Most of the signs of kidney diseases are unnoticed, ignored, or appear very late in the disease. Over 37 million American adults have kidney diseases, and most are not aware of it.
The surest way to know whether you have a kidney disease is to consult a doctor to get examined and tested. Some of the common signs that may indicate that you have a kidney disease are as follows:
- Feeling tired or lethargic: Kidney diseases may make you feel as if you lack energy. You may get tired easily and have difficulty concentrating. A severe decrease in kidney function can lead to a buildup of toxins and impurities in the blood. It also causes a reduction in red blood cells. This can cause people to feel tired and weak and can make it hard to concentrate.
- A change in urine frequency and quantity: Kidney diseases may be associated with an increase in urine frequency and amount. Some people may report decreased urine frequency or having scanty urine.
- Blood in urine: In certain cases, the urine may be “cola-colored” or “frank red.” This is because of damage to the filters in the kidneys.
- Frothy or foamy urine: A smelly urine that froths or foams may point to either an infection of the kidneys or filtering out of albumin in the urine. Albumin is a protein, and its presence in the urine points to kidney damage.
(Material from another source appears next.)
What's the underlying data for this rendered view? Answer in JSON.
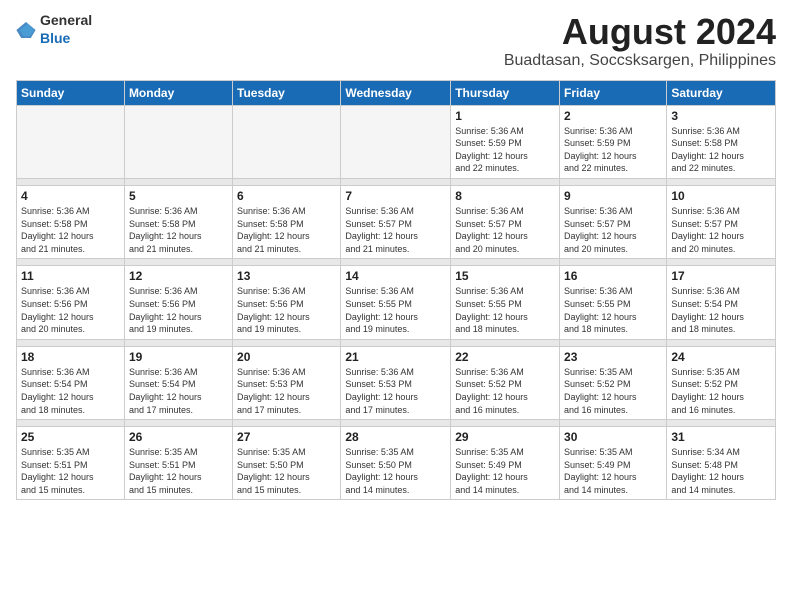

- Presence of puffy face and swollen ankles: The loss of proteins cause swelling over the ankles and feet, especially in the mornings. Sometimes, facial swelling (moon face) may also be seen. Swelling that occurs when asleep and goes away during the day must be investigated for kidney diseases.
- Having trouble sleeping: Kidneys are responsible for filtering out wastes from the body through urine. There is also restlessness of legs during sleep, which is believed to be due to an increased urea level in the blood. Kidney diseases are commonly associated with being overweight/obese and sleep apnea (snoring or having trouble breathing during sleep).
- Dry and itchy skin: Kidney diseases may cause a buildup of toxins such as urea and uric acid under the skin. This along with an imbalance of nutrients in the body cause skin problems.
- Loss of appetite: This is a nonspecific sign that may occur in many conditions including kidney diseases.
- Muscle cramps: Deficiencies and imbalance in essential nutrients such as calcium, vitamin D, and magnesium may cause muscle cramps in people with kidney diseases.
What causes kidney diseases?
Kidney diseases have various causes. Some of the common causes are as follows:
- High blood pressure
- Age above 60 years increases the risk of kidney diseases
- Family history of kidney diseases
- Race or ethnicity, African Americans, Hispanics, Native Americans, and Asian Americans have a higher likelihood to have kidney diseases.
- Glomerulonephritis (an inflammatory disease affecting the tiny blood vessels or glomeruli in the kidneys)
- Hereditary diseases such as polycystic kidney disease (a genetic condition that causes many cysts to grow in the kidneys)
- Injuries or major blood loss
- Certain medications such as nonsteroidal anti-inflammatory drugs (NSAIDs)
- Kidney stones
- Enlarged prostate